Balancing historic heritage with the 21st-century identity of AKC was a challenge in the architecture, especially considering the museum’s location in the base of an office tower. “The space within the building was not previously registered as a museum or public assembly, so this required us to work closely with the city to accommodate this change of use,” says EJ Lee, principal and design director at Gensler. That firm carved the 11,200-square-foot museum out of the double-height atrium of the building’s lobby, and subtle signage includes a screen of running dog silhouettes that’s animated with the gaits of different breeds.
AKC’s new museum joins a wealth of dog art in New York City, including the 1782 carrara marble Maltese by sculptor Anne Seymour Damer—who asked that she be buried with her favorite dog’s bones—in the Metropolitan Museum of Art; Alberto Giacometti’s loping “Dog” at the Museum of Modern Art (he claimed it was a bit of a self portrait although “only the sad muzzle is anything of a likeness”); and the bronze tribute to Balto, hero sled dog who helped save children in Nome from a diphtheria epidemic, in Central Park.
New York also has a long history of canine culture; for instance, the oldest continuously operating pet cemetery in the world is located a short Metro-North ride away in Hartsdale, New York. The Hartsdale Pet Cemetery was founded in 1896 after Manhattan veterinarian Dr. Samuel Johnson recognized the demand from his clients to have somewhere to properly remember their pets. There in Hartsdale, among Johnson’s apple orchard, dogs who once strutted down Park Avenue were interred with all the pomp and respect of a human funeral.
What does the Museum of the Dog add to this rich canine-filled tapestry? Each work on view is not about the depicted beast, and its charms and imperfections, but about a person’s attitude towards the dog.
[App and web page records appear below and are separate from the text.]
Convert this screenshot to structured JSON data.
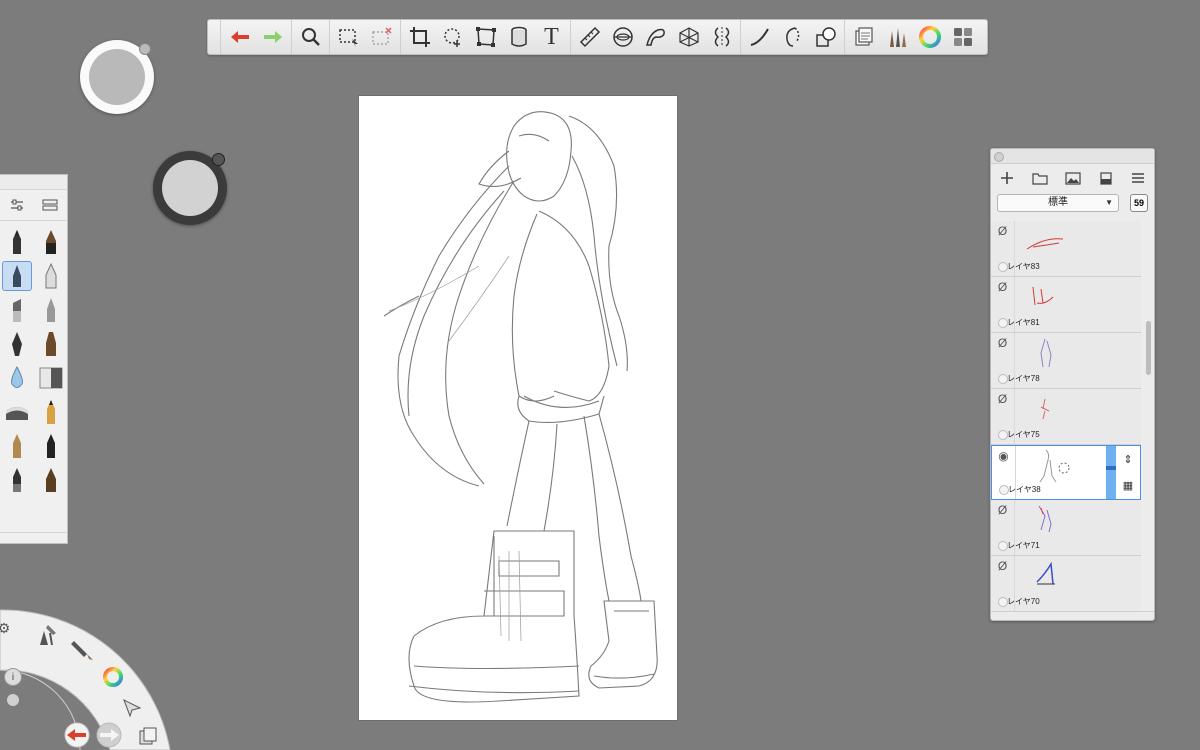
{
  "toolbar": {
    "tools": [
      {
        "name": "undo-icon",
        "group": 1
      },
      {
        "name": "redo-icon",
        "group": 1
      },
      {
        "name": "zoom-icon",
        "group": 2
      },
      {
        "name": "select-icon",
        "group": 3
      },
      {
        "name": "select-clear-icon",
        "group": 3
      },
      {
        "name": "crop-icon",
        "group": 4
      },
      {
        "name": "transform-icon",
        "group": 4
      },
      {
        "name": "distort-icon",
        "group": 4
      },
      {
        "name": "fill-icon",
        "group": 4
      },
      {
        "name": "text-icon",
        "group": 4
      },
      {
        "name": "ruler-icon",
        "group": 5
      },
      {
        "name": "ellipse-guide-icon",
        "group": 5
      },
      {
        "name": "french-curve-icon",
        "group": 5
      },
      {
        "name": "perspective-icon",
        "group": 5
      },
      {
        "name": "symmetry-icon",
        "group": 5
      },
      {
        "name": "steady-stroke-icon",
        "group": 6
      },
      {
        "name": "predictive-stroke-icon",
        "group": 6
      },
      {
        "name": "shapes-icon",
        "group": 6
      },
      {
        "name": "copic-library-icon",
        "group": 7
      },
      {
        "name": "brush-library-icon",
        "group": 7
      },
      {
        "name": "color-wheel-icon",
        "group": 7
      },
      {
        "name": "grid-view-icon",
        "group": 7
      }
    ],
    "undo_color": "#d9402b",
    "redo_color": "#8ccf6e",
    "text_glyph": "T"
  },
  "layers": {
    "blend_mode": "標準",
    "opacity": "59",
    "items": [
      {
        "name": "レイヤ83",
        "visible": false,
        "thumb_color": "#d23b3b"
      },
      {
        "name": "レイヤ81",
        "visible": false,
        "thumb_color": "#d23b3b"
      },
      {
        "name": "レイヤ78",
        "visible": false,
        "thumb_color": "#8a86c8"
      },
      {
        "name": "レイヤ75",
        "visible": false,
        "thumb_color": "#d86a6a"
      },
      {
        "name": "レイヤ38",
        "visible": true,
        "thumb_color": "#999999",
        "active": true
      },
      {
        "name": "レイヤ71",
        "visible": false,
        "thumb_color": "#8a6ad0"
      },
      {
        "name": "レイヤ70",
        "visible": false,
        "thumb_color": "#3b4fc8"
      }
    ]
  },
  "colors": {
    "background": "#7c7c7c",
    "accent": "#4a90e2",
    "puck_light": "#b9b9b9",
    "puck_dark": "#d2d2d2"
  }
}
In this space, the art celebrates a centuries-long connection between animals and humans, and shows how our love for dogs has transformed them.
“Dogs are very accessible and approachable, and people often have dogs—it’s not like going to a [fine art] museum,” says Fausel. “I hope visitors learn about art through the dogs.”
The AKC Museum of the Dog is located at 101 Park Avenue; tickets are available for $5 to $15.
Correction: An earlier version of this post stated the museum is 39,000 square feet; it has been updated to reflect the correct size. Curbed regrets the error.